Yesterday I took a cab-ride out of my previous life. From the tourist district Thamel to my place in Bagdol, about 15 minutes away, but not before the driver delivered Anoek at her place in Leinchaur. Beforehand we haggled the price down to 250 rupies (100 rupies ≈ 1 euro). After the Anoek-drop-off, I got into somewhat of a surreal conversation.
For a while now I’ve been wondering about how much cab-drivers earn around here. I’ve always been hesitant to ask though, because I knew I would be embarrassed by the reply and I was afraid they would be too. Yesterday however things started off a bit the other way around. The cabbie wanted to know a bit about my housing situation. How much did I pay for the rent (about 5000 a month in an ideal situation), did I have a nice garden (yes I do!), do I have air-conditioning/heating (no, and I’m gonna suffer in the next few months).
The for me nameless driver was talkative, but serious. Tired and inquisitive; not the social-overflowing-chitchat kind of driver who is normally the one to drag/strike a conversation out of nothing. For some reason his composure enticed me to return fire.
So I asked him about his monthly wage, his home-town and his living conditions. The conversation was scary. Not because his answers were shocking. Exactly the opposite actually. He gave an account of the state of things that was so polished in details, so standard, that it seemed to flow from the hands of an unimaginative novel writer. The details he gave to color in his life, without me asking for it, his frankness, his background, even the numbers concerning wage (all are divisible by four) were in harmony somehow. It almost seemed he was taking the mickey out of me.
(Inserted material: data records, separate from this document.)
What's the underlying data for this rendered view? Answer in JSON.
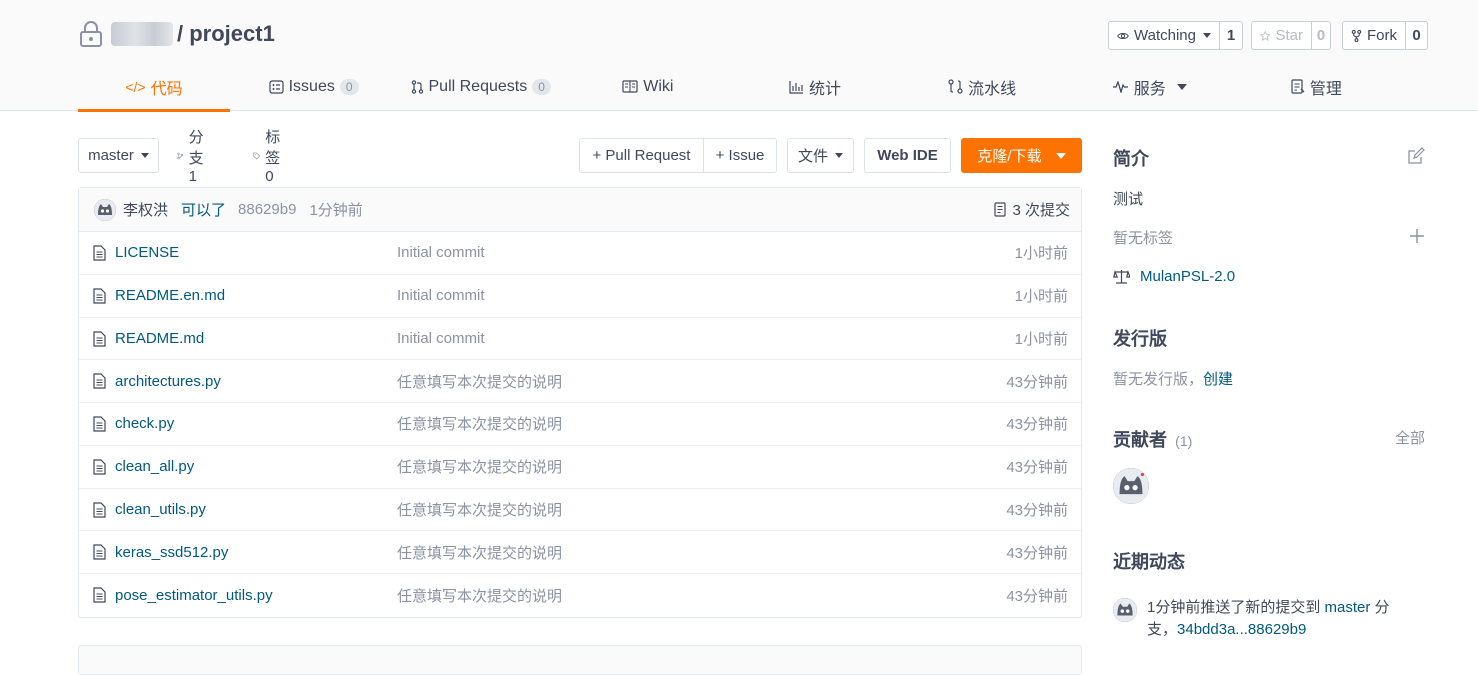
{
  "repo": {
    "name": "/ project1"
  },
  "social": {
    "watch": {
      "label": "Watching",
      "count": "1"
    },
    "star": {
      "label": "Star",
      "count": "0"
    },
    "fork": {
      "label": "Fork",
      "count": "0"
    }
  },
  "tabs": [
    {
      "label": "代码",
      "icon": "code-icon",
      "active": true
    },
    {
      "label": "Issues",
      "badge": "0",
      "icon": "issues-icon"
    },
    {
      "label": "Pull Requests",
      "badge": "0",
      "icon": "pull-request-icon"
    },
    {
      "label": "Wiki",
      "icon": "wiki-icon"
    },
    {
      "label": "统计",
      "icon": "stats-icon"
    },
    {
      "label": "流水线",
      "icon": "pipeline-icon"
    },
    {
      "label": "服务",
      "icon": "service-icon",
      "dropdown": true
    },
    {
      "label": "管理",
      "icon": "manage-icon"
    }
  ],
  "toolbar": {
    "branch": "master",
    "branches_label": "分支 1",
    "tags_label": "标签 0",
    "pull_request": "+ Pull Request",
    "issue": "+ Issue",
    "file": "文件",
    "web_ide": "Web IDE",
    "clone": "克隆/下载"
  },
  "commit": {
    "author": "李权洪",
    "message": "可以了",
    "sha": "88629b9",
    "time": "1分钟前",
    "count_label": "3 次提交"
  },
  "files": [
    {
      "name": "LICENSE",
      "message": "Initial commit",
      "time": "1小时前"
    },
    {
      "name": "README.en.md",
      "message": "Initial commit",
      "time": "1小时前"
    },
    {
      "name": "README.md",
      "message": "Initial commit",
      "time": "1小时前"
    },
    {
      "name": "architectures.py",
      "message": "任意填写本次提交的说明",
      "time": "43分钟前"
    },
    {
      "name": "check.py",
      "message": "任意填写本次提交的说明",
      "time": "43分钟前"
    },
    {
      "name": "clean_all.py",
      "message": "任意填写本次提交的说明",
      "time": "43分钟前"
    },
    {
      "name": "clean_utils.py",
      "message": "任意填写本次提交的说明",
      "time": "43分钟前"
    },
    {
      "name": "keras_ssd512.py",
      "message": "任意填写本次提交的说明",
      "time": "43分钟前"
    },
    {
      "name": "pose_estimator_utils.py",
      "message": "任意填写本次提交的说明",
      "time": "43分钟前"
    }
  ],
  "sidebar": {
    "intro_title": "简介",
    "intro_text": "测试",
    "no_tags": "暂无标签",
    "license": "MulanPSL-2.0",
    "release_title": "发行版",
    "no_release": "暂无发行版，",
    "create": "创建",
    "contributors_title": "贡献者",
    "contributors_count": "(1)",
    "all": "全部",
    "activity_title": "近期动态",
    "activity_text": "1分钟前推送了新的提交到",
    "activity_branch": "master",
    "activity_suffix": "分",
    "activity_line2_prefix": "支，",
    "activity_range": "34bdd3a...88629b9"
  },
  "colors": {
    "accent": "#fe7300",
    "link": "#005980",
    "muted": "#8c92a4",
    "text": "#40485b"
  }
}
You should know that in Holland, in the nineties, we had this tv-program called Taxi, in which some actor engaged his passengers in conversation. We on the couch could see the end result on our screens. Ever since I’m paranoid that I’m being filmed in the cab. (In Rotterdam these days, this is standard fare btw (excuse the pun), but those are security camera’s. Kathmandu is quite safe in comparison.) I’m pretty sure though that this guy had better things to do than fiddle with electronics. It just seemed like he wanted to get his situation across to the kind of person that has the leisure to read blogs.
So here it is, his life. As I said before, it’s not exiting. It’s the kind of story you hear all the time. Thirteen in a dozen. And you internetters are a jaded bunch, so you might just as well skip it.
He has been transporting people here in Kathmandu for 16 years. The first four years he was a riksha driver, the last 12 he was a cab driver. The chauffeuring trade isn’t all that easy in Kathmandu. There’s a lot of competition. Only government or NGO jobs are nice, because they’re relatively secure and pay good. Otherwise you’re usually on your own driving a cab: Small, square, white things without suspension, often adorned by their owners (haven’t spotted a women cabbie so far btw) with religious symbols or pics of Hindu actresses. He comes from a small village, the name of which I forgot, as well as the area it’s in. The living conditions were crappy. The hills around the village were bad for growing crops. So he left for Kathmandu. He still sends money home.
Almost none of the cab drivers here actually own their car, so they rent them. The money flowing in from rides every day is about 1600 rupies (so 16 euro’s), but almost all is lost, mostly to car-rent and fuel (the price of which has gone up very fast in the last few months). At the end of the month he’s got 2000 rupies left, which is less than 10 times what I make in Nepal, and about 100 times less than what I made in Sweden (which was pretty much the minimum for the kind of work I did). He pays about 1200 rupies a month for his room, the rest goes to food: Dal Bath (rice with lental soup and veggies) every day. Just one glass of roxi (clear, tasteless booze, comparable to the Dutch jenever) every night, the quality of which isn’t half as good as the pure stuff you get on the countryside. Then it’s time for bed. Repeat 365 days a year, except for Bandas (the strikes here that happen about once every four days) and the occasional festival.
And there are millions and millions and millions like him… of course.
That’s all folks.